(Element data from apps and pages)
+ + + + +
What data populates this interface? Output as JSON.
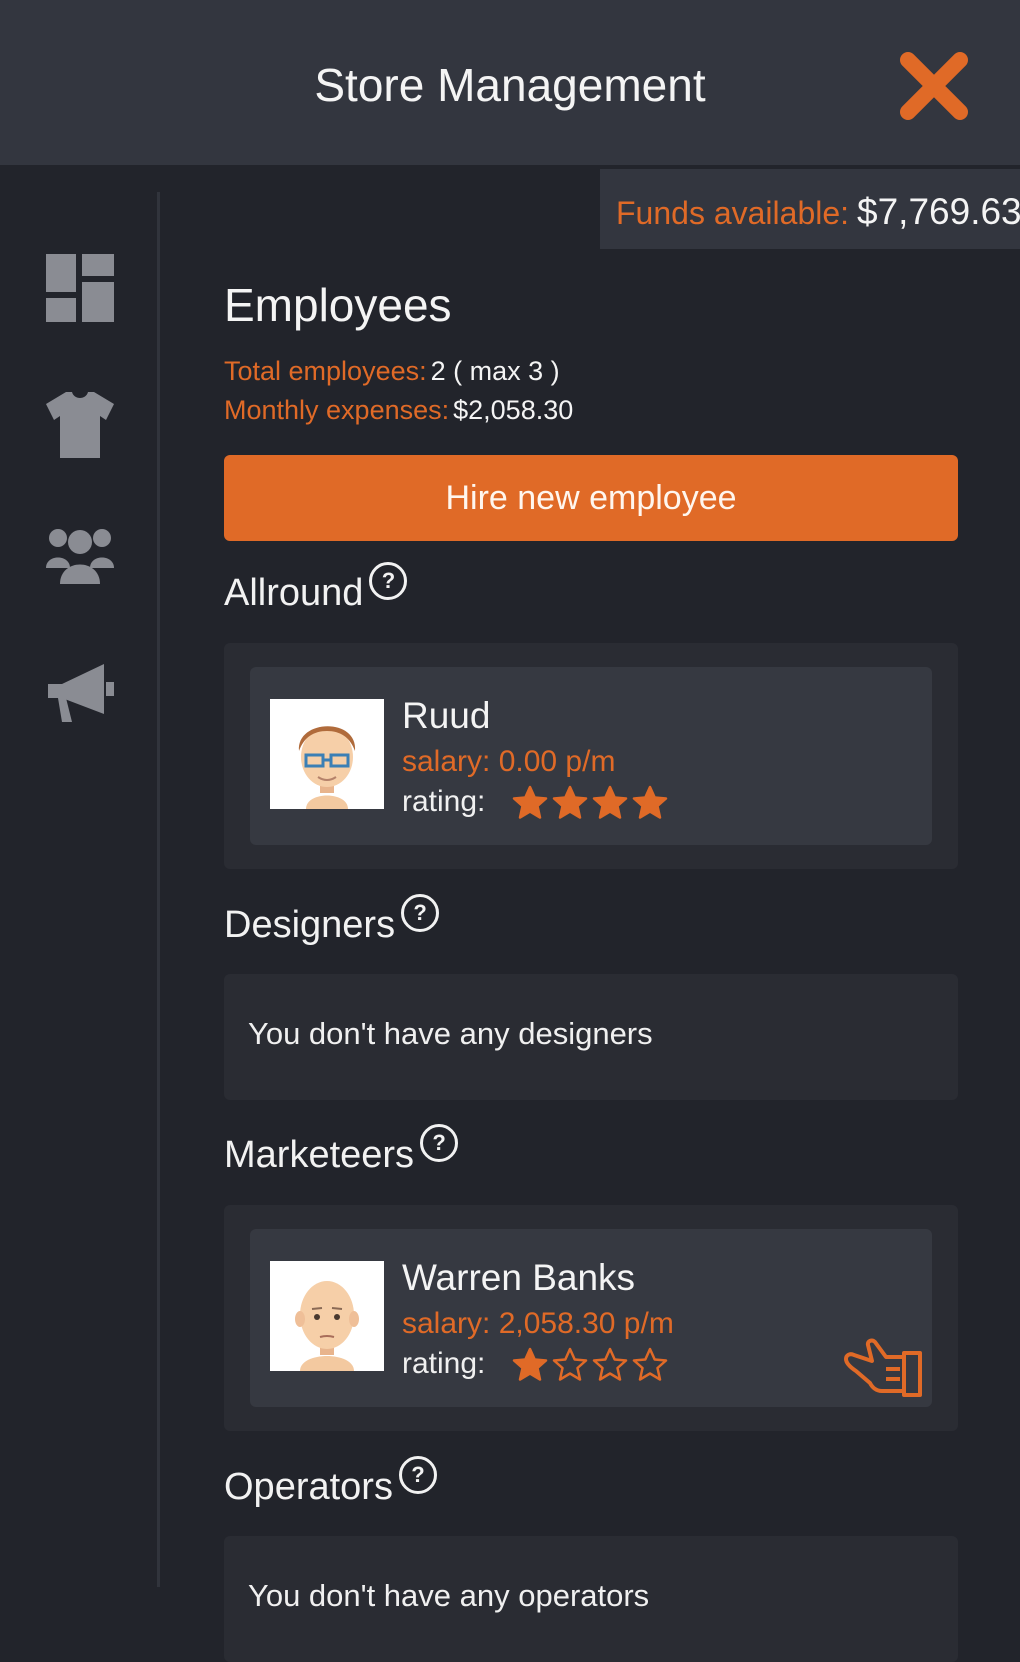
{
  "header": {
    "title": "Store Management",
    "close_icon": "close-icon"
  },
  "funds": {
    "label": "Funds available:",
    "value": "$7,769.63"
  },
  "sidebar": {
    "items": [
      {
        "icon": "dashboard-icon"
      },
      {
        "icon": "tshirt-icon"
      },
      {
        "icon": "employees-icon"
      },
      {
        "icon": "megaphone-icon"
      }
    ]
  },
  "page": {
    "title": "Employees",
    "total_label": "Total employees:",
    "total_value": "2 ( max 3 )",
    "expenses_label": "Monthly expenses:",
    "expenses_value": "$2,058.30",
    "hire_label": "Hire new employee"
  },
  "sections": {
    "allround": {
      "title": "Allround",
      "employee": {
        "name": "Ruud",
        "salary": "salary: 0.00 p/m",
        "rating_label": "rating:",
        "rating": 4,
        "max_rating": 4
      }
    },
    "designers": {
      "title": "Designers",
      "empty": "You don't have any designers"
    },
    "marketeers": {
      "title": "Marketeers",
      "employee": {
        "name": "Warren Banks",
        "salary": "salary: 2,058.30 p/m",
        "rating_label": "rating:",
        "rating": 1,
        "max_rating": 4
      }
    },
    "operators": {
      "title": "Operators",
      "empty": "You don't have any operators"
    }
  },
  "colors": {
    "accent": "#e06a27",
    "background": "#22242b",
    "panel": "#33363f",
    "icon": "#8a8c93"
  }
}
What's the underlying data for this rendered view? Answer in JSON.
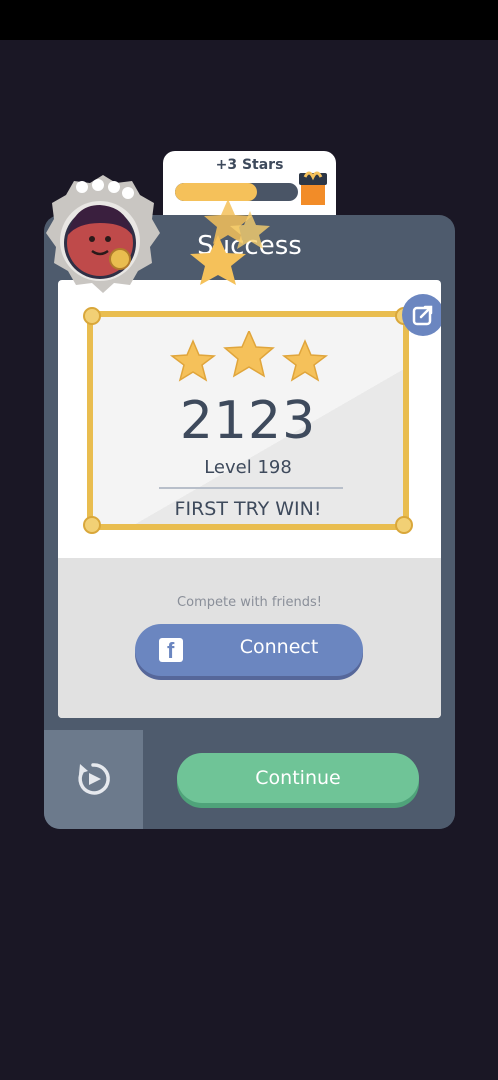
{
  "header": {
    "stars_earned": "+3 Stars",
    "stars_progress": 0.67
  },
  "card": {
    "title": "Success",
    "score": "2123",
    "level": "Level 198",
    "result": "FIRST TRY WIN!",
    "stars_awarded": 3,
    "compete_text": "Compete with friends!",
    "connect_label": "Connect",
    "continue_label": "Continue"
  },
  "colors": {
    "background": "#1a1725",
    "card": "#4e5b6d",
    "accent_green": "#6fc497",
    "facebook_blue": "#6b86c0",
    "gold": "#e9bd4f"
  },
  "icons": [
    "gift-icon",
    "share-icon",
    "facebook-icon",
    "replay-icon",
    "avatar-icon",
    "star-icon"
  ]
}
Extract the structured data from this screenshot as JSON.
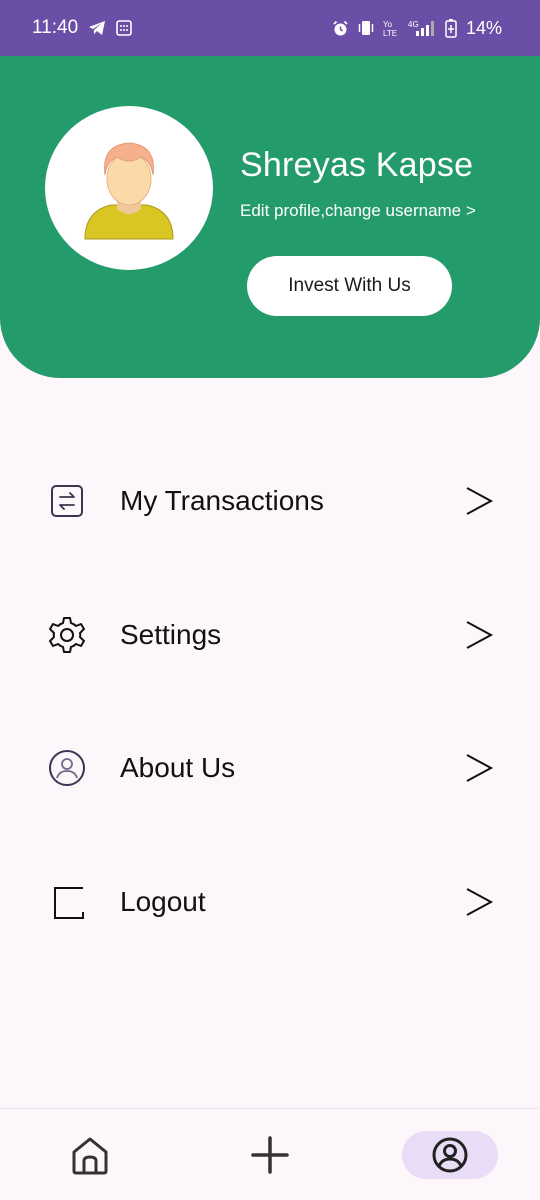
{
  "status_bar": {
    "time": "11:40",
    "network": "4G",
    "battery": "14%"
  },
  "profile": {
    "name": "Shreyas Kapse",
    "edit_link": "Edit profile,change username >",
    "invest_button": "Invest With Us"
  },
  "menu": [
    {
      "label": "My Transactions",
      "icon": "transactions-icon"
    },
    {
      "label": "Settings",
      "icon": "gear-icon"
    },
    {
      "label": "About Us",
      "icon": "user-circle-icon"
    },
    {
      "label": "Logout",
      "icon": "logout-icon"
    }
  ],
  "bottom_nav": {
    "items": [
      "home-icon",
      "plus-icon",
      "profile-icon"
    ],
    "active": "profile-icon"
  },
  "colors": {
    "status_bar": "#6b4fa6",
    "header": "#249b6b",
    "background": "#fdf7fb",
    "active_pill": "#e8dcf7"
  }
}
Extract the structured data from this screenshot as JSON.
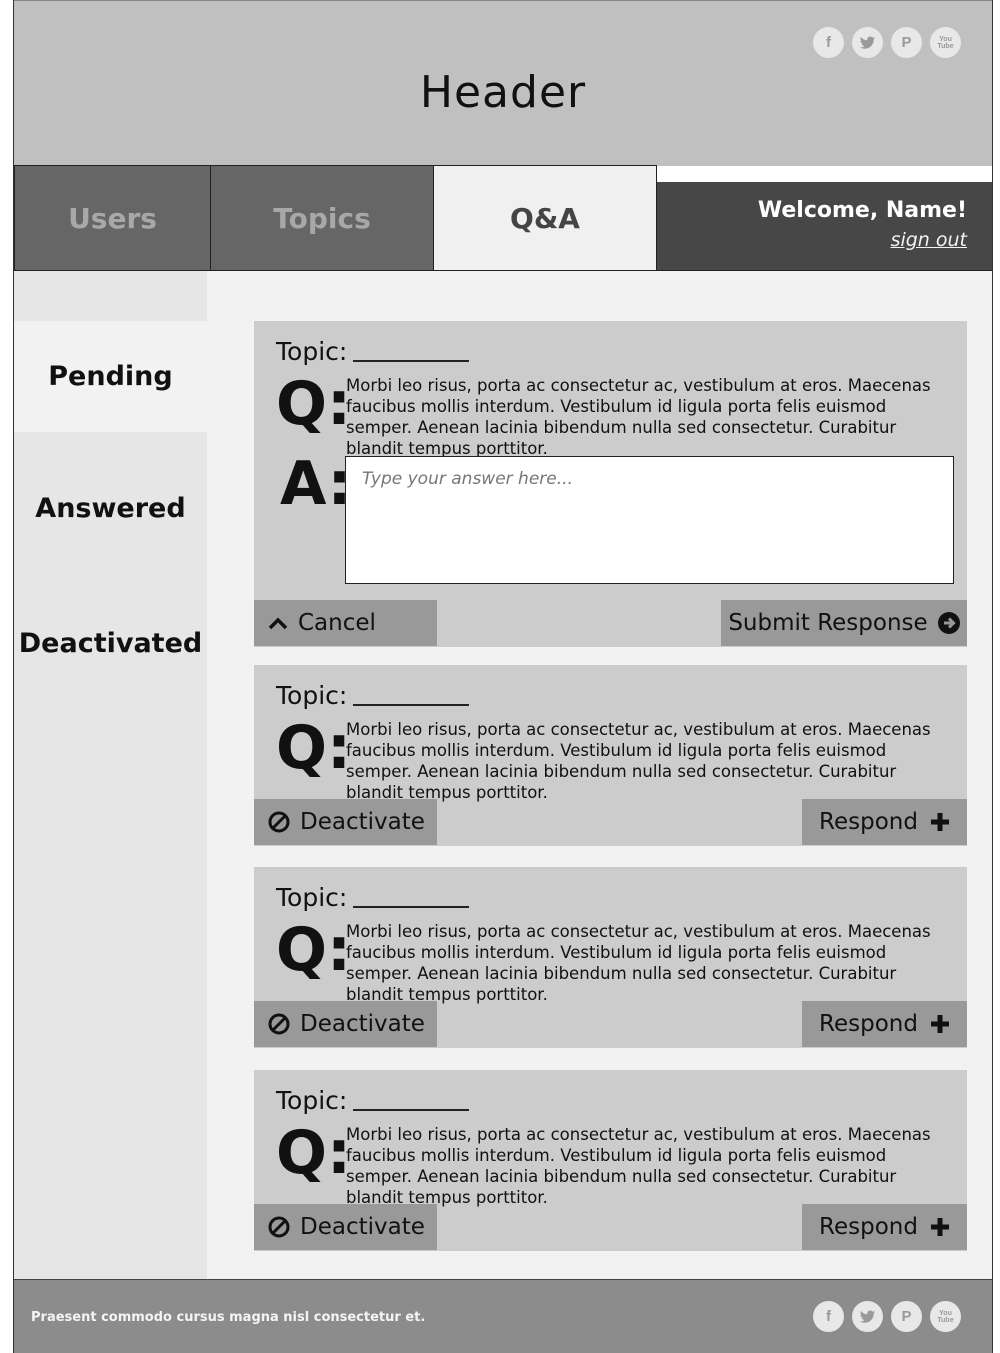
{
  "header": {
    "title": "Header",
    "social_icons": [
      "facebook-icon",
      "twitter-icon",
      "pinterest-icon",
      "youtube-icon"
    ]
  },
  "nav": {
    "tabs": [
      {
        "label": "Users",
        "active": false
      },
      {
        "label": "Topics",
        "active": false
      },
      {
        "label": "Q&A",
        "active": true
      }
    ],
    "welcome": "Welcome, Name!",
    "sign_out": "sign out"
  },
  "sidebar": {
    "items": [
      {
        "label": "Pending",
        "active": true
      },
      {
        "label": "Answered",
        "active": false
      },
      {
        "label": "Deactivated",
        "active": false
      }
    ]
  },
  "cards": [
    {
      "topic_label": "Topic:",
      "q_label": "Q:",
      "question": "Morbi leo risus, porta ac consectetur ac, vestibulum at eros. Maecenas faucibus mollis interdum. Vestibulum id ligula porta felis euismod semper. Aenean lacinia bibendum nulla sed consectetur. Curabitur blandit tempus porttitor.",
      "a_label": "A:",
      "answer_placeholder": "Type your answer here...",
      "cancel_label": "Cancel",
      "submit_label": "Submit Response"
    },
    {
      "topic_label": "Topic:",
      "q_label": "Q:",
      "question": "Morbi leo risus, porta ac consectetur ac, vestibulum at eros. Maecenas faucibus mollis interdum. Vestibulum id ligula porta felis euismod semper. Aenean lacinia bibendum nulla sed consectetur. Curabitur blandit tempus porttitor.",
      "deactivate_label": "Deactivate",
      "respond_label": "Respond"
    },
    {
      "topic_label": "Topic:",
      "q_label": "Q:",
      "question": "Morbi leo risus, porta ac consectetur ac, vestibulum at eros. Maecenas faucibus mollis interdum. Vestibulum id ligula porta felis euismod semper. Aenean lacinia bibendum nulla sed consectetur. Curabitur blandit tempus porttitor.",
      "deactivate_label": "Deactivate",
      "respond_label": "Respond"
    },
    {
      "topic_label": "Topic:",
      "q_label": "Q:",
      "question": "Morbi leo risus, porta ac consectetur ac, vestibulum at eros. Maecenas faucibus mollis interdum. Vestibulum id ligula porta felis euismod semper. Aenean lacinia bibendum nulla sed consectetur. Curabitur blandit tempus porttitor.",
      "deactivate_label": "Deactivate",
      "respond_label": "Respond"
    }
  ],
  "footer": {
    "text": "Praesent commodo cursus magna nisl consectetur et.",
    "social_icons": [
      "facebook-icon",
      "twitter-icon",
      "pinterest-icon",
      "youtube-icon"
    ]
  },
  "colors": {
    "header_bg": "#c0c0c0",
    "tab_inactive_bg": "#666666",
    "tab_active_bg": "#f0f0f0",
    "welcome_bg": "#474747",
    "card_bg": "#cccccc",
    "button_bg": "#999999",
    "footer_bg": "#8c8c8c"
  }
}
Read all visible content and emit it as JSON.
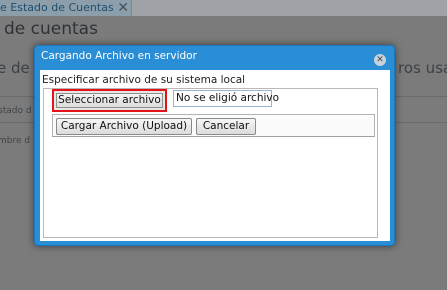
{
  "background": {
    "tab_label": "e Estado de Cuentas",
    "tab_close": "✕",
    "page_title": "de cuentas",
    "left_fragment": "e de cu",
    "right_fragment": "ros usa",
    "row1_fragment": "stado d",
    "row2_fragment": "mbre d"
  },
  "modal": {
    "title": "Cargando Archivo en servidor",
    "close": "✕",
    "field_label": "Especificar archivo de su sistema local",
    "select_button": "Seleccionar archivo",
    "file_status": "No se eligió archivo",
    "upload_button": "Cargar Archivo (Upload)",
    "cancel_button": "Cancelar"
  },
  "colors": {
    "modal_accent": "#2a8ed6",
    "highlight": "#e2141a",
    "overlay": "#7b7b7b"
  }
}
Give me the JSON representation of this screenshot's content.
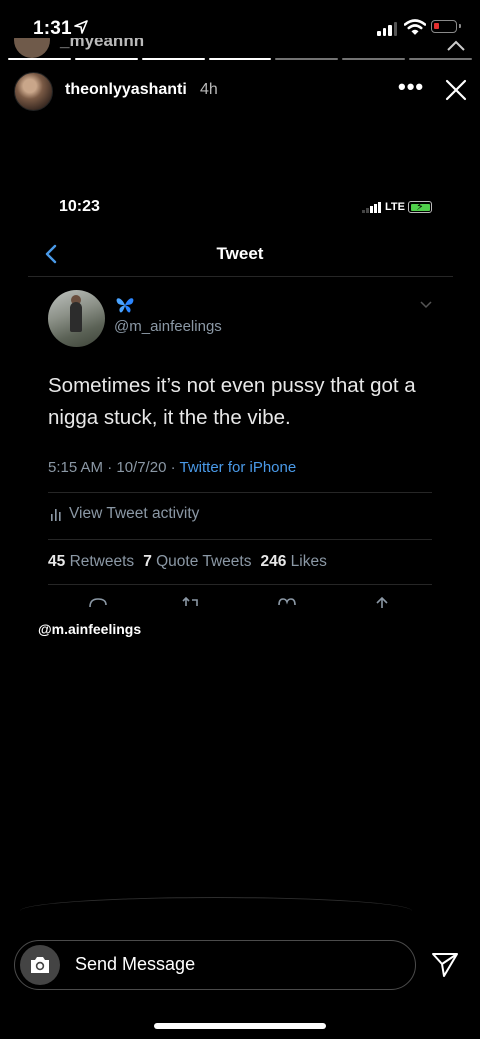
{
  "status_bar": {
    "time": "1:31"
  },
  "ghost_header": {
    "username": "_myeahhh"
  },
  "story": {
    "username": "theonlyyashanti",
    "age": "4h",
    "more": "•••"
  },
  "inner_status": {
    "time": "10:23",
    "network": "LTE"
  },
  "tweet_page": {
    "title": "Tweet"
  },
  "tweet": {
    "handle": "@m_ainfeelings",
    "text": "Sometimes it’s not even pussy that got a nigga stuck, it the the vibe.",
    "timestamp": "5:15 AM · 10/7/20 ·",
    "source": "Twitter for iPhone",
    "activity_label": "View Tweet activity",
    "stats": {
      "retweets_count": "45",
      "retweets_label": "Retweets",
      "quotes_count": "7",
      "quotes_label": "Quote Tweets",
      "likes_count": "246",
      "likes_label": "Likes"
    }
  },
  "credit": "@m.ainfeelings",
  "reply_bar": {
    "placeholder": "Send Message"
  },
  "colors": {
    "link": "#4a9ae8",
    "muted": "#8b98a5",
    "battery_low": "#e53030",
    "battery_charging": "#4fcf4a"
  },
  "icons": [
    "location-arrow-icon",
    "signal-icon",
    "wifi-icon",
    "battery-icon",
    "more-icon",
    "close-icon",
    "back-chevron-icon",
    "butterfly-icon",
    "caret-down-icon",
    "bar-chart-icon",
    "reply-icon",
    "retweet-icon",
    "heart-icon",
    "share-icon",
    "camera-icon",
    "send-icon"
  ]
}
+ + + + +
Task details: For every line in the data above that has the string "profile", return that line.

Result of the exercise:
  "profile": {
    "edit_link": "Edit profile,change username >",
      "profile-icon"
    "active": "profile-icon"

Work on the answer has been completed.